We are taking some steps to meet with other believers. I am trying to organize a Bible study. I minister alongside other believers at the pregnancy resource center. Our older kids are part of an informal, cross church lines youth group. There is a group of men from disparate church groups and traditions that I have started to meet with. There is still so much more. We live in a church saturated area and there must be a way to meet more people.
So here is what I am thinking. This Sunday we can go to the same Mennonite church we went to last week in the evening for their 9:00 meeting. Then at 10:00 we can run to our normal simple church gathering.
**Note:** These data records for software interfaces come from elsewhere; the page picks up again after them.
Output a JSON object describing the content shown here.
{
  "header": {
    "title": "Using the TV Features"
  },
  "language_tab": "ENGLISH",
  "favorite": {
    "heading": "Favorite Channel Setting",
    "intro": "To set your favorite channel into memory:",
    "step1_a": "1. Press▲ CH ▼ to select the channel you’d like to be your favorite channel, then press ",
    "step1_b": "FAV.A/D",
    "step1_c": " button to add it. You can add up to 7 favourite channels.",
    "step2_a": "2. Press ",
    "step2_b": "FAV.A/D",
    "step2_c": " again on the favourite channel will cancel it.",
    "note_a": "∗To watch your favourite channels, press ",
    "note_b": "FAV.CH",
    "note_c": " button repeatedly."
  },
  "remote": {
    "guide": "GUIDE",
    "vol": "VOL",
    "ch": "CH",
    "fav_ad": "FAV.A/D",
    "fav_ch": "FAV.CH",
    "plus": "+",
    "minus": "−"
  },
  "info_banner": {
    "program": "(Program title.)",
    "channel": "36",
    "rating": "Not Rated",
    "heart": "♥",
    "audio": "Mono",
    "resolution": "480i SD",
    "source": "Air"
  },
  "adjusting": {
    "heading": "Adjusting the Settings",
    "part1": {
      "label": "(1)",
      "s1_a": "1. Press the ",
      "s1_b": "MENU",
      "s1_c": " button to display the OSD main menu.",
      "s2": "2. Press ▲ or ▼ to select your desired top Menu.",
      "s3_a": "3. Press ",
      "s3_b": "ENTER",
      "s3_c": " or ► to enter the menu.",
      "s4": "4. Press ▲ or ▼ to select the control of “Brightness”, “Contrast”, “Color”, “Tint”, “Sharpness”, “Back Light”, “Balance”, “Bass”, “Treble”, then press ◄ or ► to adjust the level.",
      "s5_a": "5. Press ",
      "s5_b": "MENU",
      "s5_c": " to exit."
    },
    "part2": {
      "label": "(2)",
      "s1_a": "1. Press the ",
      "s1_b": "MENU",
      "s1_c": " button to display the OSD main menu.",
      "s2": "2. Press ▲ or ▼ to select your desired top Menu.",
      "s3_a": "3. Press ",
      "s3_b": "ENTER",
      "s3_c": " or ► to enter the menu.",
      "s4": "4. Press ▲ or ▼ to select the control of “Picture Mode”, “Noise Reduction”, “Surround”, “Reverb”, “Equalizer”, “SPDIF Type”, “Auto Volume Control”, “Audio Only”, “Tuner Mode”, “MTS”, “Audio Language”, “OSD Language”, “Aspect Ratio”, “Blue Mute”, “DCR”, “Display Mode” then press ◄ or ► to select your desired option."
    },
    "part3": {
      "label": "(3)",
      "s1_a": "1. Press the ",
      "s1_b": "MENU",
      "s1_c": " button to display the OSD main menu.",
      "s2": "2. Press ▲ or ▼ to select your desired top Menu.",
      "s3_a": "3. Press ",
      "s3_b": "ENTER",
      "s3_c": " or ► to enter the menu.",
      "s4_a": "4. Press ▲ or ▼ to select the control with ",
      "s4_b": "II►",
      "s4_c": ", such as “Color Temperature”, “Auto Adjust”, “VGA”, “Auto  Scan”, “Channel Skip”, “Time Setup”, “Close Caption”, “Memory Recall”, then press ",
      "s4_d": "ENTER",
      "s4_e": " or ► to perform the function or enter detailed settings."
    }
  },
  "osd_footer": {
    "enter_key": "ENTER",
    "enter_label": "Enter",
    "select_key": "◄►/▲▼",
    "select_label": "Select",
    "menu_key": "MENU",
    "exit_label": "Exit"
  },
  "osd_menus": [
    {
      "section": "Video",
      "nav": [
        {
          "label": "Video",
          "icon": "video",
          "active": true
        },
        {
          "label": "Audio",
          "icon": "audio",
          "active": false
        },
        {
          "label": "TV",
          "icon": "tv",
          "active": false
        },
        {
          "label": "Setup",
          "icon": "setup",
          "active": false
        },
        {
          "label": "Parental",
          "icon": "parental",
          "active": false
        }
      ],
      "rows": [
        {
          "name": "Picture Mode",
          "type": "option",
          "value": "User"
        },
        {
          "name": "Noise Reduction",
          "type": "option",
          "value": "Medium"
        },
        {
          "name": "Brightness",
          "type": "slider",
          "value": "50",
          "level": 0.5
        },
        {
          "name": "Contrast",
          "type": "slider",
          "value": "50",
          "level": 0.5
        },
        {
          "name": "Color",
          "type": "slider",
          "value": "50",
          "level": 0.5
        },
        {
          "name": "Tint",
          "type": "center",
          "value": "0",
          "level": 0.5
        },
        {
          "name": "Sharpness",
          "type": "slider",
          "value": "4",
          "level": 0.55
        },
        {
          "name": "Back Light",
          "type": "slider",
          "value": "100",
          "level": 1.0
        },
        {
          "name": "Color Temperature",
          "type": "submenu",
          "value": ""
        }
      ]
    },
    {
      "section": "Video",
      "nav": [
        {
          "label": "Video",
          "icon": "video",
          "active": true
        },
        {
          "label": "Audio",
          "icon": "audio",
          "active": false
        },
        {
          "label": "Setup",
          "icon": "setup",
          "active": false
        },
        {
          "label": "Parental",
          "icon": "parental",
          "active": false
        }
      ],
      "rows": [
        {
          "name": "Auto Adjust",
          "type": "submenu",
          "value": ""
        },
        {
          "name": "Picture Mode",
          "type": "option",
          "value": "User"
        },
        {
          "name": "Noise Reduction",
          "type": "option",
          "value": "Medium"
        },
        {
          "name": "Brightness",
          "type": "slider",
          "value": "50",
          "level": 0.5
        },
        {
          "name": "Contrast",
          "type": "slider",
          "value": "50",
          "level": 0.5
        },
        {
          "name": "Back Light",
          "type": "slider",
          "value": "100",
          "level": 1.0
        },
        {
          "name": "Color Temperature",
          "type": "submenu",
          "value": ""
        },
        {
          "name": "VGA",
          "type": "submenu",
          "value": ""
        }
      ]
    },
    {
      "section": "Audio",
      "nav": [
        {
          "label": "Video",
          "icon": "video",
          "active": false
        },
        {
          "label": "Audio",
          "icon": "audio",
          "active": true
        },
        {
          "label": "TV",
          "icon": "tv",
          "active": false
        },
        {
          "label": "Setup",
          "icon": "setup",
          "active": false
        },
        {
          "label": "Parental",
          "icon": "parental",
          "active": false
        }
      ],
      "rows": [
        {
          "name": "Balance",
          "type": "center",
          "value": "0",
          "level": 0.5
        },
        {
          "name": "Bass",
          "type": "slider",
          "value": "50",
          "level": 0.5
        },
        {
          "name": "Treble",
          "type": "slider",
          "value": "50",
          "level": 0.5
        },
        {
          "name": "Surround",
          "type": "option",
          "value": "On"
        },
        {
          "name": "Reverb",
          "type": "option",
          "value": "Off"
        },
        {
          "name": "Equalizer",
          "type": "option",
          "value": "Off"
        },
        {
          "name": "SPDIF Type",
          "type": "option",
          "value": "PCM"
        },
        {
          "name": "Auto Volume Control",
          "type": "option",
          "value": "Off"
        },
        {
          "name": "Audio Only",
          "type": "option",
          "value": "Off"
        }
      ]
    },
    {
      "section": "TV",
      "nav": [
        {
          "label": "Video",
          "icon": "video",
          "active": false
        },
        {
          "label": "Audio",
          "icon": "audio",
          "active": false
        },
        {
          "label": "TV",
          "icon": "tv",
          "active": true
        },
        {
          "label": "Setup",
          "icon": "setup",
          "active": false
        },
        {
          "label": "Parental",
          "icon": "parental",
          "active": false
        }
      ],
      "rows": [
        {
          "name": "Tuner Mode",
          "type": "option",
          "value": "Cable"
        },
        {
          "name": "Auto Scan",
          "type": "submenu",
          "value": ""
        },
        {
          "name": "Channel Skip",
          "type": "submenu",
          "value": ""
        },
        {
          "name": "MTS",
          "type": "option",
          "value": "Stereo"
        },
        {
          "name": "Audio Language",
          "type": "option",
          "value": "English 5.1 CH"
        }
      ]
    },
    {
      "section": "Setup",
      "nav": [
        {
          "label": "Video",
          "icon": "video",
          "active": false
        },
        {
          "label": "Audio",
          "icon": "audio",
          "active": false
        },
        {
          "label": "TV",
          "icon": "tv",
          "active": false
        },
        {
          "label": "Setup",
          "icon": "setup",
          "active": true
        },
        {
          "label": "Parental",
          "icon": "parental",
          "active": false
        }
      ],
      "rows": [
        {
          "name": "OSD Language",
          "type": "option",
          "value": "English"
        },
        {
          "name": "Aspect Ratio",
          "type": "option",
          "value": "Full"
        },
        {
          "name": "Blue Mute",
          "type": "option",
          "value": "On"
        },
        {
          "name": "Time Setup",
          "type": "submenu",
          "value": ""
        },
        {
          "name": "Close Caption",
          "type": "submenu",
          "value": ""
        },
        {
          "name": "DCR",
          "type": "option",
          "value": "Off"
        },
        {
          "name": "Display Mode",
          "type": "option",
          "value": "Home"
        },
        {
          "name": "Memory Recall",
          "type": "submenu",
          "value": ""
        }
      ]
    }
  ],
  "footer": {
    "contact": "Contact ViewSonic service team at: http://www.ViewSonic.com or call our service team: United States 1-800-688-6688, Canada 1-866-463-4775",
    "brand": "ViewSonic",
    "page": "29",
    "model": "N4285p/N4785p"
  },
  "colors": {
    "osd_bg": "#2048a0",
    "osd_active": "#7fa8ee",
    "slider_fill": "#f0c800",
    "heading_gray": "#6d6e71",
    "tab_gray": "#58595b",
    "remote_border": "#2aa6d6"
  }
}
In the evening I would like to find a local church that has Sunday evening services and pick one to go to. I am not sure we will do this every week but if I make a concerted effort to go somewhere to meet a new group of Christians at least once a month I hope to really start to bridge the gap between all of our church groups.
I can certainly control what we as a family do. We can make it a priority to seek out those that Jesus sought out and try to make connections. What I can’t do is make other people respond. All we can do is try.